PROVIDED RECORDS.

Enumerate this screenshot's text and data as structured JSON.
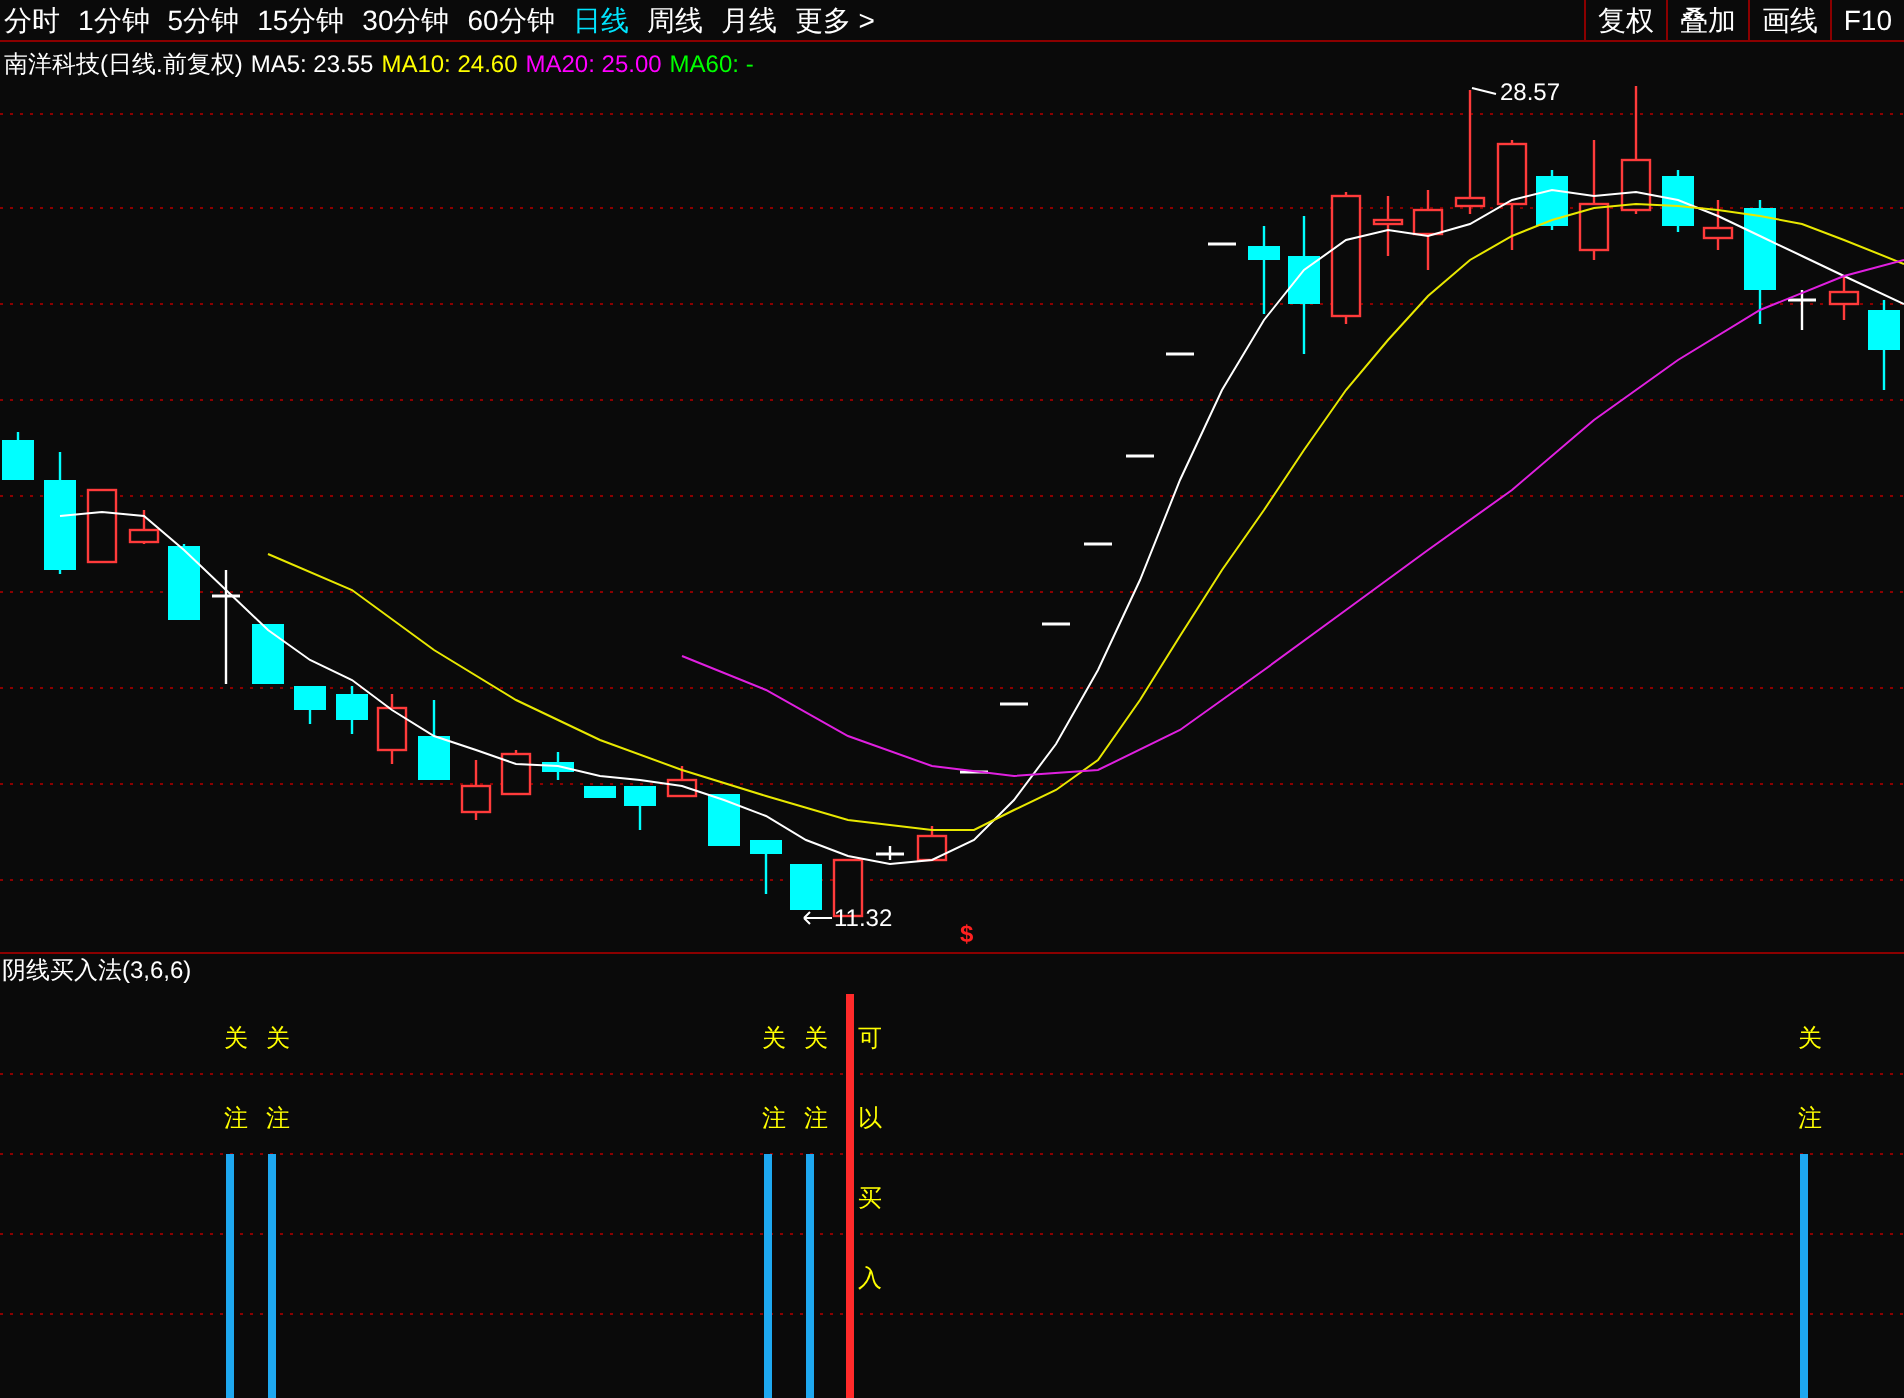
{
  "toolbar": {
    "tabs": [
      {
        "label": "分时",
        "selected": false
      },
      {
        "label": "1分钟",
        "selected": false
      },
      {
        "label": "5分钟",
        "selected": false
      },
      {
        "label": "15分钟",
        "selected": false
      },
      {
        "label": "30分钟",
        "selected": false
      },
      {
        "label": "60分钟",
        "selected": false
      },
      {
        "label": "日线",
        "selected": true
      },
      {
        "label": "周线",
        "selected": false
      },
      {
        "label": "月线",
        "selected": false
      },
      {
        "label": "更多 >",
        "selected": false
      }
    ],
    "buttons": [
      "复权",
      "叠加",
      "画线",
      "F10"
    ]
  },
  "legend": {
    "title": "南洋科技(日线.前复权)",
    "averages": [
      {
        "label": "MA5: 23.55",
        "color": "#ffffff"
      },
      {
        "label": "MA10: 24.60",
        "color": "#ffff00"
      },
      {
        "label": "MA20: 25.00",
        "color": "#ff00ff"
      },
      {
        "label": "MA60: -",
        "color": "#00ff00"
      }
    ]
  },
  "price_chart": {
    "high_label": "28.57",
    "low_label": "11.32",
    "signal_marker": "$"
  },
  "indicator": {
    "title": "阴线买入法(3,6,6)",
    "signals": [
      {
        "kind": "watch",
        "text": "关注"
      },
      {
        "kind": "watch",
        "text": "关注"
      },
      {
        "kind": "watch",
        "text": "关注"
      },
      {
        "kind": "watch",
        "text": "关注"
      },
      {
        "kind": "buy",
        "text": "可以买入"
      },
      {
        "kind": "watch",
        "text": "关注"
      }
    ]
  }
}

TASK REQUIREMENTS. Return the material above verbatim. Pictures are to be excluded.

TASK ANSWER.
Enumerate this screenshot's text and data as structured JSON.
{
  "toolbar": {
    "tabs": [
      {
        "label": "分时",
        "selected": false
      },
      {
        "label": "1分钟",
        "selected": false
      },
      {
        "label": "5分钟",
        "selected": false
      },
      {
        "label": "15分钟",
        "selected": false
      },
      {
        "label": "30分钟",
        "selected": false
      },
      {
        "label": "60分钟",
        "selected": false
      },
      {
        "label": "日线",
        "selected": true
      },
      {
        "label": "周线",
        "selected": false
      },
      {
        "label": "月线",
        "selected": false
      },
      {
        "label": "更多 >",
        "selected": false
      }
    ],
    "buttons": [
      "复权",
      "叠加",
      "画线",
      "F10"
    ]
  },
  "legend": {
    "title": "南洋科技(日线.前复权)",
    "averages": [
      {
        "label": "MA5: 23.55",
        "color": "#ffffff"
      },
      {
        "label": "MA10: 24.60",
        "color": "#ffff00"
      },
      {
        "label": "MA20: 25.00",
        "color": "#ff00ff"
      },
      {
        "label": "MA60: -",
        "color": "#00ff00"
      }
    ]
  },
  "price_chart": {
    "high_label": "28.57",
    "low_label": "11.32",
    "signal_marker": "$"
  },
  "indicator": {
    "title": "阴线买入法(3,6,6)",
    "signals": [
      {
        "kind": "watch",
        "text": "关注"
      },
      {
        "kind": "watch",
        "text": "关注"
      },
      {
        "kind": "watch",
        "text": "关注"
      },
      {
        "kind": "watch",
        "text": "关注"
      },
      {
        "kind": "buy",
        "text": "可以买入"
      },
      {
        "kind": "watch",
        "text": "关注"
      }
    ]
  }
}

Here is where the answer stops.